B The sternoclavicular joint and its ligaments
Anterior view. The sternoclavicular joint (also called the medial clavicular joint) and the acromioclavicular joint (the lateral clavicular joint, see below) together make up the true joints within the shoulder girdle itself. In the figure, a coronal section has been made through the sternum and adjacent clavicle to demonstrate the inside of the left sternoclavicular joint. A fibrocartilaginous articular disk compensates for the mismatch of surfaces between the two saddle-shaped articular faces of the clavicle and manubrium.
C The acromioclavicular joint and its ligaments
Right shoulder, anterior view. The acromioclavicular joint (the lateral clavicular joint) has the form of a plane joint. Because the articulating surfaces are flat, they must be held in place by strong ligaments (acromioclavicular, coracoacromial, and coracoclavicular ligaments). This greatly limits the mobility of the acromioclavicular joint. In some individuals the acromioclavicular joint has a variably shaped articular disk that gives the joint greater mobility.
1.12 The Joints of the Shoulder: Ligaments of the Clavicular and Scapulothoracic Joints
A Ligaments of the sternoclavicular and acromioclavicular joints
Right side, superior view.
B Injuries to the acromioclavicular ligaments
These injuries often result from falling on a shoulder or an outstretched arm.
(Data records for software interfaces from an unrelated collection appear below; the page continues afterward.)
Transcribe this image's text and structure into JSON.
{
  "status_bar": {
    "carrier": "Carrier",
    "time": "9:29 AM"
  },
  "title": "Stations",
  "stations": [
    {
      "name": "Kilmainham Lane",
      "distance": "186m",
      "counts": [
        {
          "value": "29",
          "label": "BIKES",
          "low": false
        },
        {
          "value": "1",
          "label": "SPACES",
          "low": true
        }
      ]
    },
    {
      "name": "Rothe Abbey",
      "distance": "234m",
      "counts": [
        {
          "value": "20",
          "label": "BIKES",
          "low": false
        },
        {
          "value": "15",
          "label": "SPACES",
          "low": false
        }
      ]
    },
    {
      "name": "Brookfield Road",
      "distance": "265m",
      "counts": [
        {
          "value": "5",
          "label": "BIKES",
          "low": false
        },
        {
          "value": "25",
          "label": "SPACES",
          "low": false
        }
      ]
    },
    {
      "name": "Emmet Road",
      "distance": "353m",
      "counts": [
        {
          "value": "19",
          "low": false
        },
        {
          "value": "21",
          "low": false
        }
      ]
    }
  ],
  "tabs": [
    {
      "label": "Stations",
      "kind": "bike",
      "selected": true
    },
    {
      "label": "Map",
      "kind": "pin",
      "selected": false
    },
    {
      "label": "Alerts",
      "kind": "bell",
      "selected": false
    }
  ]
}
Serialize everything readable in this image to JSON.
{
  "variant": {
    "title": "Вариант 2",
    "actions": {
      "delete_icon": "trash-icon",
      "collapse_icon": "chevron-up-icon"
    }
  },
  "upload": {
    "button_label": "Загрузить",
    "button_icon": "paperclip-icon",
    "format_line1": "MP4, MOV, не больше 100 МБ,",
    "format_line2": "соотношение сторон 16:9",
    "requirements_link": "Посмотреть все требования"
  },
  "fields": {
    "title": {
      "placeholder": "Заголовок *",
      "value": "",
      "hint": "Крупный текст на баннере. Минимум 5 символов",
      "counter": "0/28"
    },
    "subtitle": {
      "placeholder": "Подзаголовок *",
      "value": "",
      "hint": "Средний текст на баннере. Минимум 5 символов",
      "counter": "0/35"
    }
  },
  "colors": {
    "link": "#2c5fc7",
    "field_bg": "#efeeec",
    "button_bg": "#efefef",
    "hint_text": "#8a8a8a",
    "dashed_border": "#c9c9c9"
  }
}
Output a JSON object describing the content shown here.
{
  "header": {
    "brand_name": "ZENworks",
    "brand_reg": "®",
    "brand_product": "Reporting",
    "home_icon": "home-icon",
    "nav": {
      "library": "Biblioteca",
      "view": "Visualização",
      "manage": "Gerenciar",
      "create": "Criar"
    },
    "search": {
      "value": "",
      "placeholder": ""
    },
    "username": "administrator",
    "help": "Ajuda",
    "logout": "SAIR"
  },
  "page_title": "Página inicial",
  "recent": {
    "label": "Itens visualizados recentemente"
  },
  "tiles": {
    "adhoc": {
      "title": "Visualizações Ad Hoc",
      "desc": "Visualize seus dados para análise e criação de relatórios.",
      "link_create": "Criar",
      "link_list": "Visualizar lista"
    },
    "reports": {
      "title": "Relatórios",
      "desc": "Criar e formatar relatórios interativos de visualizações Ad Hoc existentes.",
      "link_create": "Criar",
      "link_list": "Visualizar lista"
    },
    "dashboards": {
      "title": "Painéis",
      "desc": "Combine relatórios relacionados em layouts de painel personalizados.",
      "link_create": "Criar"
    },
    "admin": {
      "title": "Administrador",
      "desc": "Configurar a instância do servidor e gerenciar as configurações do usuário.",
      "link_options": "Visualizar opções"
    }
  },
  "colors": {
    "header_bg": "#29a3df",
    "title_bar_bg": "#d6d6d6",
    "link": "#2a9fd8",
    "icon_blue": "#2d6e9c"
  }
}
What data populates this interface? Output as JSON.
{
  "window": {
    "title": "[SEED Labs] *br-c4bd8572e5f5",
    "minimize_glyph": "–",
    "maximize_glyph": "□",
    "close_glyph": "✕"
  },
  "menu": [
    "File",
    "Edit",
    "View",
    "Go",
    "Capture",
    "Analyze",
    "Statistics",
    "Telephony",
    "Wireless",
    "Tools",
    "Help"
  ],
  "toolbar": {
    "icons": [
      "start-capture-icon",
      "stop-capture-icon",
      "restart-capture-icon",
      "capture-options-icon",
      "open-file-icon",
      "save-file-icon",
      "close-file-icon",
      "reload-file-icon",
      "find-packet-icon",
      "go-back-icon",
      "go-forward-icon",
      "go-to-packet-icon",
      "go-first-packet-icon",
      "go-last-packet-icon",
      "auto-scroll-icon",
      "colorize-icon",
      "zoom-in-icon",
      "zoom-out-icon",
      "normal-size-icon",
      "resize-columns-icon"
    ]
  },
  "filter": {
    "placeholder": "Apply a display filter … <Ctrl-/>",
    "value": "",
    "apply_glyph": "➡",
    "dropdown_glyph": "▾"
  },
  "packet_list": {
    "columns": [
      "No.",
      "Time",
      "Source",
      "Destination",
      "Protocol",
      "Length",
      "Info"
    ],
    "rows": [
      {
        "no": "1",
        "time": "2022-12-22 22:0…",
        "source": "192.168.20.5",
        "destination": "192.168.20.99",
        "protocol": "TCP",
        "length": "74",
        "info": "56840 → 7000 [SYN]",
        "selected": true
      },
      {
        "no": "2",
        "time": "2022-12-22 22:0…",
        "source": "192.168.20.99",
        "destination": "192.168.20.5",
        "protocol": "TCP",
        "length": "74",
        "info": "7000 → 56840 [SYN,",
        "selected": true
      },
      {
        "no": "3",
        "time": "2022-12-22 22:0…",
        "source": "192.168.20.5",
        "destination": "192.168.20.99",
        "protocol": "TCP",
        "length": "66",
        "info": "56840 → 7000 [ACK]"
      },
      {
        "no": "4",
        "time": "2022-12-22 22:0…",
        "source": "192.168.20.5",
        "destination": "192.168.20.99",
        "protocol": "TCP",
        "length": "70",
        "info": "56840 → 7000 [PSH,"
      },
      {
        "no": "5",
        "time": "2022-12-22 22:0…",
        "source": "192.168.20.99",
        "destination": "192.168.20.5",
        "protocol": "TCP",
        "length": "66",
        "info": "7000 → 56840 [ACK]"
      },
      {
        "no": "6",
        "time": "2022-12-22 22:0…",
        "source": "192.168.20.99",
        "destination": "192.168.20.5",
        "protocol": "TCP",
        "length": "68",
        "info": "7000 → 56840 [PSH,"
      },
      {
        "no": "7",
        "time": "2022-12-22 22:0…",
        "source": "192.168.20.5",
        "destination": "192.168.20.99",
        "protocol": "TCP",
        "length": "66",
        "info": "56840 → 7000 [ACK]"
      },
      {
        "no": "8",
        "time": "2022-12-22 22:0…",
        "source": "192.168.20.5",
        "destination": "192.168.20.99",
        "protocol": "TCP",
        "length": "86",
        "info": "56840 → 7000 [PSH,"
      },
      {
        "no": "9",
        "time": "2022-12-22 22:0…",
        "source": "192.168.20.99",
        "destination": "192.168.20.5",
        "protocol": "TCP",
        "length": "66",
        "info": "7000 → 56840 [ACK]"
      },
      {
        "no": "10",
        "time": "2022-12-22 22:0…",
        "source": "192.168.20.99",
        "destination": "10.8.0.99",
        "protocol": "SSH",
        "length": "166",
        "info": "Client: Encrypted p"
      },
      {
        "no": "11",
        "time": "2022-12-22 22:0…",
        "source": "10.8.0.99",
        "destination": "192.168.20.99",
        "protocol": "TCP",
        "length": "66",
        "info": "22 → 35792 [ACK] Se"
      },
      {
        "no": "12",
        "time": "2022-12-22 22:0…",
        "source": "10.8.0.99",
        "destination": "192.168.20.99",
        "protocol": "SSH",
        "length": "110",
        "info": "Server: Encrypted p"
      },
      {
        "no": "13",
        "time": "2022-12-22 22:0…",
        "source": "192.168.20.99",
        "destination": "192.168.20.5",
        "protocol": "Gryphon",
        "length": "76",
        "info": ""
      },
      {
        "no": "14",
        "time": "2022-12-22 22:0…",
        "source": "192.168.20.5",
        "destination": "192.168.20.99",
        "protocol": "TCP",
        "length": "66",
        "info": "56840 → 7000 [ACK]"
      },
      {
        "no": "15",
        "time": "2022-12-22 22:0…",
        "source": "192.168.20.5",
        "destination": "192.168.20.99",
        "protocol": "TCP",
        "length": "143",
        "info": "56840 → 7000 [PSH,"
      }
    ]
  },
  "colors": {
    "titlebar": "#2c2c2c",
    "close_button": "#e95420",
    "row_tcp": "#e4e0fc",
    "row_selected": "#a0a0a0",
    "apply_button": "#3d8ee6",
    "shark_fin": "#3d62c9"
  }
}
According to Tossy, they can be classified into three types:
The acromioclavicular and coracoclavicular ligaments are stretched but still intact.
The acromioclavicular ligament is ruptured, with subluxation of the joint.
Ligaments are all disrupted, with complete dislocation of the acromioclavicular joint.
Rockwood added three more types that occur less frequently:
Dislocation of the clavicle shifts dorsally, due to the clavicular part of the deltoid being pulled off the clavicle.
Dislocation of lateral end of the clavicle is increased in the cranial direction, due to the deltoid and trapezius being pulled off the clavicle.
The lateral end of the clavicle underneath the acromion or the coracoid is dislocated (very rare).
Depending on the extent of the injury, the so-called piano-key phenomenon can be triggered through palpation (caution: painful!). The lateral end of the clavicle, which is elevated due to the injury, can be reduced by applying pressure from the cranial direction, but it pops back up when pressure is released. Radiographs in different planes will show widening of the space in the acromioclavicular joint. Comparative-stress radiographs with the patient holding approximately 10-kg weights in each hand will reveal the extent of upward displacement of the lateral end of the clavicle on the affected side (is not performed in cases of visible partial rupture of ligaments in order to avoid further damage).